Data records START

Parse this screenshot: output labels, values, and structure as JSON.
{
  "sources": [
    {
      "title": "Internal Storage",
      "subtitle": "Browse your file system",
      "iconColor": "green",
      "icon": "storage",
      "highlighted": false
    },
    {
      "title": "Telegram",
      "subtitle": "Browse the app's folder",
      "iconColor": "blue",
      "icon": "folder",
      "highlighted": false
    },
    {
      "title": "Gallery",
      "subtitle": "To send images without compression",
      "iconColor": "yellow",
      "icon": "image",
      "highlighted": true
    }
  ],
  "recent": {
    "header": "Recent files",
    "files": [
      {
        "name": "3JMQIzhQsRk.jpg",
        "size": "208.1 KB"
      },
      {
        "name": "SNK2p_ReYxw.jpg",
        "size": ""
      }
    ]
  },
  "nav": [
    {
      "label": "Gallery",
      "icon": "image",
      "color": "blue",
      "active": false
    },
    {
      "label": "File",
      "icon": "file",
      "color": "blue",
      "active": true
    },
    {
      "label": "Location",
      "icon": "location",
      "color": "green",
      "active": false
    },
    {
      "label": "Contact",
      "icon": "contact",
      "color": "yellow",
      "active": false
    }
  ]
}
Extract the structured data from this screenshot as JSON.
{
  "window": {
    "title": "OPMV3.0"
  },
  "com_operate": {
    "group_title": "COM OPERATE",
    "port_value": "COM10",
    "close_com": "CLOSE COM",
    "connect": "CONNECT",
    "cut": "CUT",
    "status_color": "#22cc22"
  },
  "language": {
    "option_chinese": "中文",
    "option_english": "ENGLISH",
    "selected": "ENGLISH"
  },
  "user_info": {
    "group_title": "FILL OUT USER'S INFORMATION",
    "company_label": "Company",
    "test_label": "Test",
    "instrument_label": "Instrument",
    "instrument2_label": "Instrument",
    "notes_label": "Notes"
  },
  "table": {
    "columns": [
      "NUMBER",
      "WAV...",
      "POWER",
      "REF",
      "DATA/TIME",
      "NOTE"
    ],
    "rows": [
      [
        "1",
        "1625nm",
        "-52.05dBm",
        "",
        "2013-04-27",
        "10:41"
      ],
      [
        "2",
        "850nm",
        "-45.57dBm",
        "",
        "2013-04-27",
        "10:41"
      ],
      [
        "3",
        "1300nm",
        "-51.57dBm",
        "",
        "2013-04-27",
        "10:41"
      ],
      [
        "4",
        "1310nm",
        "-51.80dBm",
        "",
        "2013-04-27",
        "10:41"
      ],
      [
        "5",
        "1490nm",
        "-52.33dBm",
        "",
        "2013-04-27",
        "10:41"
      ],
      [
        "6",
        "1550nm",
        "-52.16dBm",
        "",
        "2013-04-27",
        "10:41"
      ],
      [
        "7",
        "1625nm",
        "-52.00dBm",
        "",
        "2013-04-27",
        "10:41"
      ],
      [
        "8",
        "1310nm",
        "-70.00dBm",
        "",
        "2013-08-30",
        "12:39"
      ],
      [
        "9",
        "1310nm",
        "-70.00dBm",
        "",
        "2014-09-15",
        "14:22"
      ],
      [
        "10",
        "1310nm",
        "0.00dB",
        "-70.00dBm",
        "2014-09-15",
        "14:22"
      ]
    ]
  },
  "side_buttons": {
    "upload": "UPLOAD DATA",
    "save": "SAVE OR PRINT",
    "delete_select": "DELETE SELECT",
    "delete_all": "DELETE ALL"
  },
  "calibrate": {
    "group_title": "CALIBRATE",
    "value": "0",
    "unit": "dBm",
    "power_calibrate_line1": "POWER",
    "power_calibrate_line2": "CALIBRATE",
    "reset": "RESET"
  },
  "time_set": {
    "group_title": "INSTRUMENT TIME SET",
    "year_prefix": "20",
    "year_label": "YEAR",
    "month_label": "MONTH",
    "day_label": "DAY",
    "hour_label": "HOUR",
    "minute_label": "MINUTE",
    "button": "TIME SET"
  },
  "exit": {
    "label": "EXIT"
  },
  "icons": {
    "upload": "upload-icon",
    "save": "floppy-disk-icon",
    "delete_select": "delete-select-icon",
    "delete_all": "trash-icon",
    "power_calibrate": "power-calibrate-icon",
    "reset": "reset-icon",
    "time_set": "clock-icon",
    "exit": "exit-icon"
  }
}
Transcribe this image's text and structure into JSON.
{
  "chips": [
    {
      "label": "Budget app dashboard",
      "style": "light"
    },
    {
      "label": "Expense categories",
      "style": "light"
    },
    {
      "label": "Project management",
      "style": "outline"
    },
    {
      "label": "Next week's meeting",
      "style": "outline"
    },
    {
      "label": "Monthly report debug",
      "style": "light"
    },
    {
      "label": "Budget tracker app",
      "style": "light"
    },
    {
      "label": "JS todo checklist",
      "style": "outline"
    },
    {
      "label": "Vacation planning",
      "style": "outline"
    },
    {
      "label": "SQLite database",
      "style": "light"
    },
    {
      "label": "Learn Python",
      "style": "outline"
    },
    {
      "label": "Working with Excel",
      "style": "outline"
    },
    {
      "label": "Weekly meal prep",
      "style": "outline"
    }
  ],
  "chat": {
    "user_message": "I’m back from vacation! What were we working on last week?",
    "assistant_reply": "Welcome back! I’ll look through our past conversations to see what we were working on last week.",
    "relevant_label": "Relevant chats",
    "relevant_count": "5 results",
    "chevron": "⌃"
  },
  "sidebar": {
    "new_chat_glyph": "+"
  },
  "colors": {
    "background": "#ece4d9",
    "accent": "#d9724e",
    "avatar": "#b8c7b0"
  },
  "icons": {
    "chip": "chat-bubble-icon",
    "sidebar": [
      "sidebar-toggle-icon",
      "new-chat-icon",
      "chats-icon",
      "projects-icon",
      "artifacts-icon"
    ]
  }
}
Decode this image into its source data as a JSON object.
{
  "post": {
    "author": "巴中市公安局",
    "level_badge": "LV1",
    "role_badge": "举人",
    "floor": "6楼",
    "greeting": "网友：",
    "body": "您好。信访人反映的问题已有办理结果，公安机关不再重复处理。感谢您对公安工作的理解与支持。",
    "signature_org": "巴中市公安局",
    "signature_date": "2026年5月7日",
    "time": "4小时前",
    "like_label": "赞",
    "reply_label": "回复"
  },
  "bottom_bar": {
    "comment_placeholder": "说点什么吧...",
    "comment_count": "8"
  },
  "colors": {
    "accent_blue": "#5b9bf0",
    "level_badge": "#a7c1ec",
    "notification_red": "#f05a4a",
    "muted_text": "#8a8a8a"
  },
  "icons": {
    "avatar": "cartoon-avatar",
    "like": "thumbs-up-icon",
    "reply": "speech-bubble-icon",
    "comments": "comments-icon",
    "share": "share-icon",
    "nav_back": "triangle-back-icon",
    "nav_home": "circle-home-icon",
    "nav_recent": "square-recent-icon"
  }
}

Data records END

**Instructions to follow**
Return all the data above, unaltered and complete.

**Your solution**
Parse this screenshot: output labels, values, and structure as JSON.
{
  "sources": [
    {
      "title": "Internal Storage",
      "subtitle": "Browse your file system",
      "iconColor": "green",
      "icon": "storage",
      "highlighted": false
    },
    {
      "title": "Telegram",
      "subtitle": "Browse the app's folder",
      "iconColor": "blue",
      "icon": "folder",
      "highlighted": false
    },
    {
      "title": "Gallery",
      "subtitle": "To send images without compression",
      "iconColor": "yellow",
      "icon": "image",
      "highlighted": true
    }
  ],
  "recent": {
    "header": "Recent files",
    "files": [
      {
        "name": "3JMQIzhQsRk.jpg",
        "size": "208.1 KB"
      },
      {
        "name": "SNK2p_ReYxw.jpg",
        "size": ""
      }
    ]
  },
  "nav": [
    {
      "label": "Gallery",
      "icon": "image",
      "color": "blue",
      "active": false
    },
    {
      "label": "File",
      "icon": "file",
      "color": "blue",
      "active": true
    },
    {
      "label": "Location",
      "icon": "location",
      "color": "green",
      "active": false
    },
    {
      "label": "Contact",
      "icon": "contact",
      "color": "yellow",
      "active": false
    }
  ]
}
Extract the structured data from this screenshot as JSON.
{
  "window": {
    "title": "OPMV3.0"
  },
  "com_operate": {
    "group_title": "COM OPERATE",
    "port_value": "COM10",
    "close_com": "CLOSE COM",
    "connect": "CONNECT",
    "cut": "CUT",
    "status_color": "#22cc22"
  },
  "language": {
    "option_chinese": "中文",
    "option_english": "ENGLISH",
    "selected": "ENGLISH"
  },
  "user_info": {
    "group_title": "FILL OUT USER'S INFORMATION",
    "company_label": "Company",
    "test_label": "Test",
    "instrument_label": "Instrument",
    "instrument2_label": "Instrument",
    "notes_label": "Notes"
  },
  "table": {
    "columns": [
      "NUMBER",
      "WAV...",
      "POWER",
      "REF",
      "DATA/TIME",
      "NOTE"
    ],
    "rows": [
      [
        "1",
        "1625nm",
        "-52.05dBm",
        "",
        "2013-04-27",
        "10:41"
      ],
      [
        "2",
        "850nm",
        "-45.57dBm",
        "",
        "2013-04-27",
        "10:41"
      ],
      [
        "3",
        "1300nm",
        "-51.57dBm",
        "",
        "2013-04-27",
        "10:41"
      ],
      [
        "4",
        "1310nm",
        "-51.80dBm",
        "",
        "2013-04-27",
        "10:41"
      ],
      [
        "5",
        "1490nm",
        "-52.33dBm",
        "",
        "2013-04-27",
        "10:41"
      ],
      [
        "6",
        "1550nm",
        "-52.16dBm",
        "",
        "2013-04-27",
        "10:41"
      ],
      [
        "7",
        "1625nm",
        "-52.00dBm",
        "",
        "2013-04-27",
        "10:41"
      ],
      [
        "8",
        "1310nm",
        "-70.00dBm",
        "",
        "2013-08-30",
        "12:39"
      ],
      [
        "9",
        "1310nm",
        "-70.00dBm",
        "",
        "2014-09-15",
        "14:22"
      ],
      [
        "10",
        "1310nm",
        "0.00dB",
        "-70.00dBm",
        "2014-09-15",
        "14:22"
      ]
    ]
  },
  "side_buttons": {
    "upload": "UPLOAD DATA",
    "save": "SAVE OR PRINT",
    "delete_select": "DELETE SELECT",
    "delete_all": "DELETE ALL"
  },
  "calibrate": {
    "group_title": "CALIBRATE",
    "value": "0",
    "unit": "dBm",
    "power_calibrate_line1": "POWER",
    "power_calibrate_line2": "CALIBRATE",
    "reset": "RESET"
  },
  "time_set": {
    "group_title": "INSTRUMENT TIME SET",
    "year_prefix": "20",
    "year_label": "YEAR",
    "month_label": "MONTH",
    "day_label": "DAY",
    "hour_label": "HOUR",
    "minute_label": "MINUTE",
    "button": "TIME SET"
  },
  "exit": {
    "label": "EXIT"
  },
  "icons": {
    "upload": "upload-icon",
    "save": "floppy-disk-icon",
    "delete_select": "delete-select-icon",
    "delete_all": "trash-icon",
    "power_calibrate": "power-calibrate-icon",
    "reset": "reset-icon",
    "time_set": "clock-icon",
    "exit": "exit-icon"
  }
}
Transcribe this image's text and structure into JSON.
{
  "chips": [
    {
      "label": "Budget app dashboard",
      "style": "light"
    },
    {
      "label": "Expense categories",
      "style": "light"
    },
    {
      "label": "Project management",
      "style": "outline"
    },
    {
      "label": "Next week's meeting",
      "style": "outline"
    },
    {
      "label": "Monthly report debug",
      "style": "light"
    },
    {
      "label": "Budget tracker app",
      "style": "light"
    },
    {
      "label": "JS todo checklist",
      "style": "outline"
    },
    {
      "label": "Vacation planning",
      "style": "outline"
    },
    {
      "label": "SQLite database",
      "style": "light"
    },
    {
      "label": "Learn Python",
      "style": "outline"
    },
    {
      "label": "Working with Excel",
      "style": "outline"
    },
    {
      "label": "Weekly meal prep",
      "style": "outline"
    }
  ],
  "chat": {
    "user_message": "I’m back from vacation! What were we working on last week?",
    "assistant_reply": "Welcome back! I’ll look through our past conversations to see what we were working on last week.",
    "relevant_label": "Relevant chats",
    "relevant_count": "5 results",
    "chevron": "⌃"
  },
  "sidebar": {
    "new_chat_glyph": "+"
  },
  "colors": {
    "background": "#ece4d9",
    "accent": "#d9724e",
    "avatar": "#b8c7b0"
  },
  "icons": {
    "chip": "chat-bubble-icon",
    "sidebar": [
      "sidebar-toggle-icon",
      "new-chat-icon",
      "chats-icon",
      "projects-icon",
      "artifacts-icon"
    ]
  }
}
Decode this image into its source data as a JSON object.
{
  "post": {
    "author": "巴中市公安局",
    "level_badge": "LV1",
    "role_badge": "举人",
    "floor": "6楼",
    "greeting": "网友：",
    "body": "您好。信访人反映的问题已有办理结果，公安机关不再重复处理。感谢您对公安工作的理解与支持。",
    "signature_org": "巴中市公安局",
    "signature_date": "2026年5月7日",
    "time": "4小时前",
    "like_label": "赞",
    "reply_label": "回复"
  },
  "bottom_bar": {
    "comment_placeholder": "说点什么吧...",
    "comment_count": "8"
  },
  "colors": {
    "accent_blue": "#5b9bf0",
    "level_badge": "#a7c1ec",
    "notification_red": "#f05a4a",
    "muted_text": "#8a8a8a"
  },
  "icons": {
    "avatar": "cartoon-avatar",
    "like": "thumbs-up-icon",
    "reply": "speech-bubble-icon",
    "comments": "comments-icon",
    "share": "share-icon",
    "nav_back": "triangle-back-icon",
    "nav_home": "circle-home-icon",
    "nav_recent": "square-recent-icon"
  }
}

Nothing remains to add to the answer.